foreach(string t in a[1].Split('|'))ht.Add(t[0],t[2]);
foreach(char c in a[0])if(ht[c]!=null)System.Console.Write(ht[c]);
+2  A: 

I wrote the version of tr at The executable binary (no dependencies except for kernel) is 598 bytes.

EDIT: domain moved.

Hacked account? Spam? this is weird. Why are you not just putting the code in the answer, this domain doesn't exist and is "for sale", so I conclude this is spam...
Neither. The domain was live when I posted it.
+1  A: 
+1  A: 

Scala (172 characters):

val m=scala.collection.mutable.Map.empty[Char,String]
+1  A: 

If you change the format of the input slightly, this is a direct use of the tr program:

echo EncodeMe | tr eMcnEod fNdmFpe

(Scala 177 characters)

class EncodeMe {
    def main(args:Array[String]) {
      var d = args(1).split('|').foldLeft(Map[Char, Char]()){(r, c) => r(c(0))=c(2)}
      println(args(0).foldLeft(""){ _+d(_)})

C# 129 characters

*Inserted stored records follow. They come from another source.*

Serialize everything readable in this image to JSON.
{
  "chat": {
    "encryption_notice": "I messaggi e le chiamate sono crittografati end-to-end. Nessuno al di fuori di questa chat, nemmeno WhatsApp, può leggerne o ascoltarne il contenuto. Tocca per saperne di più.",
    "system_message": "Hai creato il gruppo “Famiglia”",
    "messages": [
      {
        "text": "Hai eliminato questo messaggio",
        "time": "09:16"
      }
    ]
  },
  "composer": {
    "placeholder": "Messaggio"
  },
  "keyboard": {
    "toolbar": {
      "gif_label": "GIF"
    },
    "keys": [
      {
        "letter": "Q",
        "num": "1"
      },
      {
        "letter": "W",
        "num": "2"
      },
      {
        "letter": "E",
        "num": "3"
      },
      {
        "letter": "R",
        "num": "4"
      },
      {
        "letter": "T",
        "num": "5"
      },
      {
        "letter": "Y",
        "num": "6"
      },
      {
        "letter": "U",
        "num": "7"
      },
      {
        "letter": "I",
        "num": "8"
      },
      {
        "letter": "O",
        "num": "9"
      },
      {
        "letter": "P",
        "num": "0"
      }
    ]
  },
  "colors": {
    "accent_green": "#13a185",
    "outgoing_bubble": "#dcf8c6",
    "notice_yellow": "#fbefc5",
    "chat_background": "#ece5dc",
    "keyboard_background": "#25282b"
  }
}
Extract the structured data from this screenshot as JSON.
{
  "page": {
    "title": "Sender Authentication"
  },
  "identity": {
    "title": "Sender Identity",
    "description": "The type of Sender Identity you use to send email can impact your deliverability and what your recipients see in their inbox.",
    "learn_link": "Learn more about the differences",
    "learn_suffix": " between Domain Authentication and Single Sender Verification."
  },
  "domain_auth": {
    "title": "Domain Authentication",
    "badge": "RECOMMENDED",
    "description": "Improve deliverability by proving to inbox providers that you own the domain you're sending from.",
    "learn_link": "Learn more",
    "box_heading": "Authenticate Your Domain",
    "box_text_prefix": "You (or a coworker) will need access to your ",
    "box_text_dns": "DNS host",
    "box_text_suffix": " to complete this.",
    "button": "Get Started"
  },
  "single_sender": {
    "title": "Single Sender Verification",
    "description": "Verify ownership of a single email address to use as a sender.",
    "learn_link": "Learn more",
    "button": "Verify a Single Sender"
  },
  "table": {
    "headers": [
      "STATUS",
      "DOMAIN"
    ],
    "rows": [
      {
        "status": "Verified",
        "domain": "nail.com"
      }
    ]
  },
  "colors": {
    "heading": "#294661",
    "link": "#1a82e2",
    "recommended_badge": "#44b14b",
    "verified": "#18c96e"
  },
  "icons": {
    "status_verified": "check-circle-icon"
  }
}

class m{
    static void Main(string[] a){
        foreach (char c in a[0]){
            int d = a[1].IndexOf(c + ",");
            if (d >= 0) System.Console.Write(a[1][d + 2]);
Marcus Andrén